I had the jitters pretty badly this morning. I’m pretty sure it was related to the plight of my mother. Last week I traveled across the country to attend her 90th birthday. She told me six months ago that she would ‘hold on’ until I got there. There actually was nothing acutely wrong with her, so I wasn’t worried. Besides, that was how Mom talked. (She always was concerned that I worried too much and was always assuring me that she was ok.) She had had a bad night, the last night I was there and was to be checked by the nurse just after I left for the airport. Just before I had to turn off my phone to prepare for takeoff, I got a call that informed me that Mom had been admitted to the hospital. I talked with Dave, my younger brother during the week, to find out that things were serious.
Dave called or texted me this morning (I don’t remember which) to say that I should think about booking another flight back east soon, to have a conference with the doctors.
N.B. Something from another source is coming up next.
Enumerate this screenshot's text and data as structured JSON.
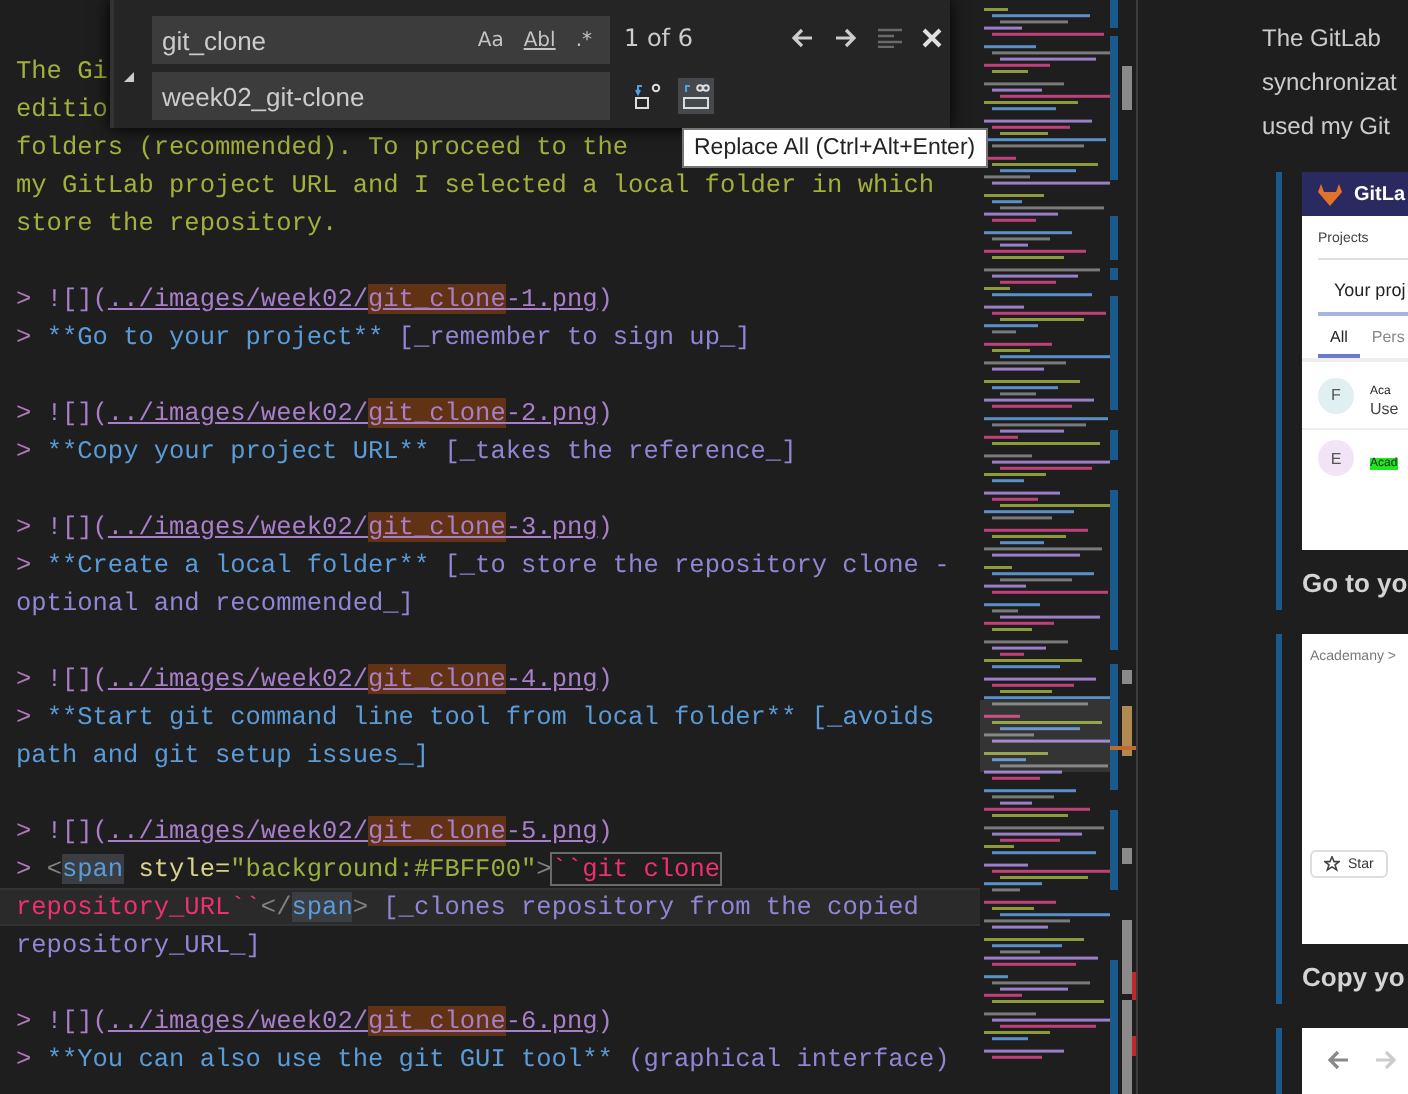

Perhaps today, he said.
That might have been the point at which the jitters overtook me.
I’ve noticed that the jitters are a sure sign that compartmentalization is failing. Sometimes I have trouble distinguishing the jitters from feelings of hunger or low blood sugar. The feelings this morning were definitely the jitters.
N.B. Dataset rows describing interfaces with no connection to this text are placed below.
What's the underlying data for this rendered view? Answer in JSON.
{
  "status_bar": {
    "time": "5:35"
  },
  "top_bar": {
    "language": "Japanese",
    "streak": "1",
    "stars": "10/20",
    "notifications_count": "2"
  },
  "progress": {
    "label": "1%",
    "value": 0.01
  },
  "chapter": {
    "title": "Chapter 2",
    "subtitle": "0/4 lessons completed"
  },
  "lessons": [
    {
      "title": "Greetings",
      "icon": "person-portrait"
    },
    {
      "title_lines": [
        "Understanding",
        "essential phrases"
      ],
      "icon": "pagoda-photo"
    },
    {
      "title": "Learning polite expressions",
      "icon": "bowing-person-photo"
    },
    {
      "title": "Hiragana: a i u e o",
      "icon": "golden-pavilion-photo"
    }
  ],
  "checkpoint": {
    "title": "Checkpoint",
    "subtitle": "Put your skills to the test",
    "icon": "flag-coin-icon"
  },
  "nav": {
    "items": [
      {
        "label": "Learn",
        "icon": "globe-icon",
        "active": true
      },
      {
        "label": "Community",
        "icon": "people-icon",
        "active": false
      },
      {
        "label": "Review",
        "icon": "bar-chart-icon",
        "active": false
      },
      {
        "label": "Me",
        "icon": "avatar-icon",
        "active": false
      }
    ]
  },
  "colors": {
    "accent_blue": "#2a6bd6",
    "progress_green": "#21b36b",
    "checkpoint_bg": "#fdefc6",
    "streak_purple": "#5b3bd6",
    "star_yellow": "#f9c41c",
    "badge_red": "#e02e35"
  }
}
Here is my visual rendition of this morning’s feelings:
I started with pencil. I wanted sharp angles, but the jitters caused some lack of control. The pencil marks and brush strokes were all done rather quickly. I did overload the blue color field to cause dripping.
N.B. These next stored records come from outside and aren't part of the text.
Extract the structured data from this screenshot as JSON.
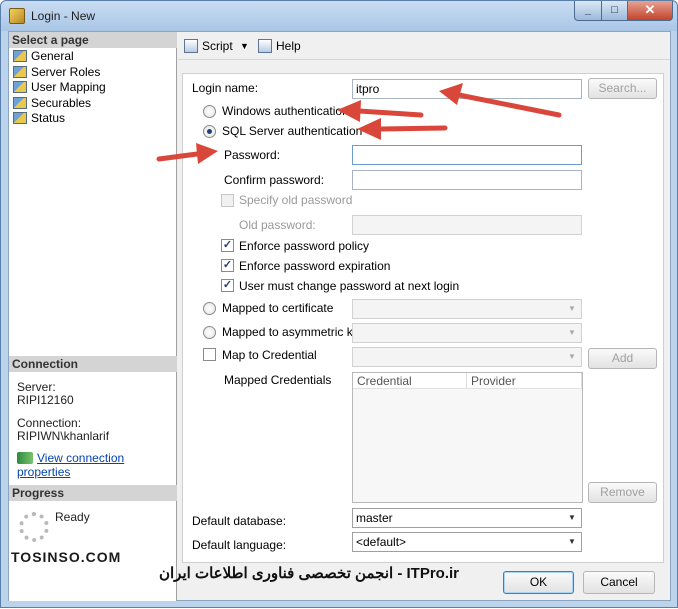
{
  "window": {
    "title": "Login - New",
    "controls": [
      "_",
      "□",
      "✕"
    ]
  },
  "left": {
    "select_page_header": "Select a page",
    "pages": [
      "General",
      "Server Roles",
      "User Mapping",
      "Securables",
      "Status"
    ],
    "connection_header": "Connection",
    "server_label": "Server:",
    "server_value": "RIPI12160",
    "connection_label": "Connection:",
    "connection_value": "RIPIWN\\khanlarif",
    "view_props_link": "View connection properties",
    "progress_header": "Progress",
    "progress_status": "Ready"
  },
  "toolbar": {
    "script_label": "Script",
    "script_arrow": "▼",
    "help_label": "Help"
  },
  "form": {
    "login_name_label": "Login name:",
    "login_name_value": "itpro",
    "search_button": "Search...",
    "windows_auth_label": "Windows authentication",
    "sql_auth_label": "SQL Server authentication",
    "password_label": "Password:",
    "confirm_password_label": "Confirm password:",
    "specify_old_label": "Specify old password",
    "old_password_label": "Old password:",
    "enforce_policy_label": "Enforce password policy",
    "enforce_expiration_label": "Enforce password expiration",
    "must_change_label": "User must change password at next login",
    "mapped_cert_label": "Mapped to certificate",
    "mapped_asym_label": "Mapped to asymmetric key",
    "map_cred_label": "Map to Credential",
    "add_button": "Add",
    "mapped_credentials_label": "Mapped Credentials",
    "cred_columns": [
      "Credential",
      "Provider"
    ],
    "remove_button": "Remove",
    "default_db_label": "Default database:",
    "default_db_value": "master",
    "default_lang_label": "Default language:",
    "default_lang_value": "<default>",
    "check_mark": "✓"
  },
  "footer": {
    "ok_button": "OK",
    "cancel_button": "Cancel"
  },
  "watermark": {
    "left_text": "TOSINSO.COM",
    "right_text": "ITPro.ir - انجمن تخصصی فناوری اطلاعات ایران"
  },
  "colors": {
    "arrow": "#d9473b",
    "accent": "#0645ad",
    "window_frame": "#bcd3ec"
  }
}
I would characterize this as a kinetic abstract as a result of lack of fine motor movement control.